··· Source data ···
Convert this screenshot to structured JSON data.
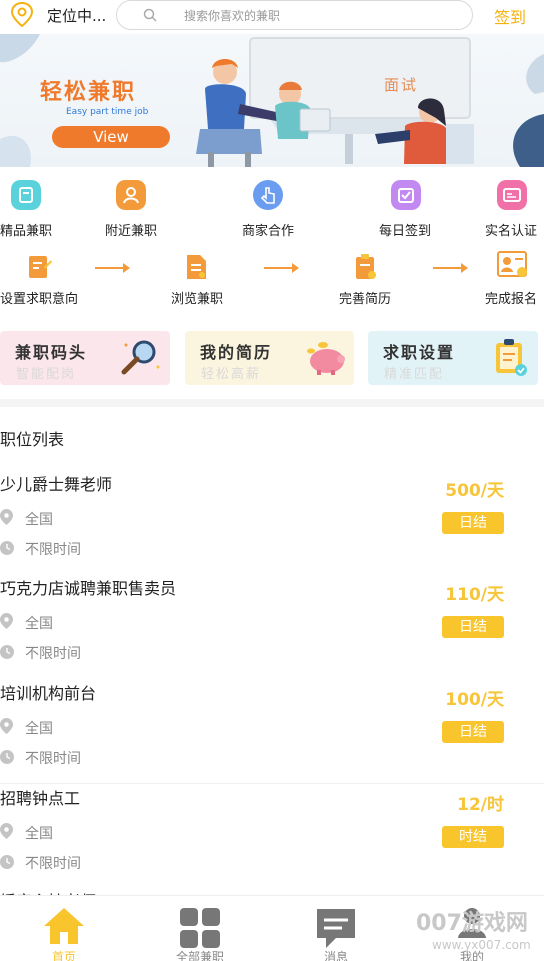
{
  "header": {
    "location_text": "定位中...",
    "search_placeholder": "搜索你喜欢的兼职",
    "signin_label": "签到"
  },
  "banner": {
    "title": "轻松兼职",
    "subtitle": "Easy part time job",
    "button_label": "View",
    "sign_text": "面试"
  },
  "categories": [
    {
      "label": "精品兼职",
      "icon": "star-box-icon",
      "color": "#5ad2dc"
    },
    {
      "label": "附近兼职",
      "icon": "location-person-icon",
      "color": "#f39b3b"
    },
    {
      "label": "商家合作",
      "icon": "hand-tap-icon",
      "color": "#6a9cf0"
    },
    {
      "label": "每日签到",
      "icon": "calendar-check-icon",
      "color": "#c28af0"
    },
    {
      "label": "实名认证",
      "icon": "id-card-icon",
      "color": "#f070a8"
    }
  ],
  "steps": [
    {
      "label": "设置求职意向",
      "icon": "edit-doc-icon"
    },
    {
      "label": "浏览兼职",
      "icon": "doc-view-icon"
    },
    {
      "label": "完善简历",
      "icon": "clipboard-check-icon"
    },
    {
      "label": "完成报名",
      "icon": "profile-check-icon"
    }
  ],
  "cards": [
    {
      "title": "兼职码头",
      "subtitle": "智能配岗",
      "bg": "#fbe6ec",
      "art": "magnifier-icon"
    },
    {
      "title": "我的简历",
      "subtitle": "轻松高薪",
      "bg": "#fbf4de",
      "art": "piggy-bank-icon"
    },
    {
      "title": "求职设置",
      "subtitle": "精准匹配",
      "bg": "#e2f3f8",
      "art": "clipboard-icon"
    }
  ],
  "section_title": "职位列表",
  "jobs": [
    {
      "title": "少儿爵士舞老师",
      "salary": "500/天",
      "location": "全国",
      "time": "不限时间",
      "settle": "日结"
    },
    {
      "title": "巧克力店诚聘兼职售卖员",
      "salary": "110/天",
      "location": "全国",
      "time": "不限时间",
      "settle": "日结"
    },
    {
      "title": "培训机构前台",
      "salary": "100/天",
      "location": "全国",
      "time": "不限时间",
      "settle": "日结"
    },
    {
      "title": "招聘钟点工",
      "salary": "12/时",
      "location": "全国",
      "time": "不限时间",
      "settle": "时结"
    },
    {
      "title": "播音主持老师",
      "salary": "",
      "location": "",
      "time": "",
      "settle": ""
    }
  ],
  "nav": [
    {
      "label": "首页",
      "icon": "home-icon",
      "active": true
    },
    {
      "label": "全部兼职",
      "icon": "grid-icon",
      "active": false
    },
    {
      "label": "消息",
      "icon": "message-icon",
      "active": false
    },
    {
      "label": "我的",
      "icon": "user-icon",
      "active": false
    }
  ],
  "watermark": {
    "main": "007游戏网",
    "sub": "www.yx007.com"
  },
  "colors": {
    "accent": "#f8c52c",
    "salary": "#f7c53a",
    "orange": "#f39b3b"
  }
}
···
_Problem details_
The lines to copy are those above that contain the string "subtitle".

_The completed task_
    "subtitle": "Easy part time job",
      "subtitle": "智能配岗",
      "subtitle": "轻松高薪",
      "subtitle": "精准匹配",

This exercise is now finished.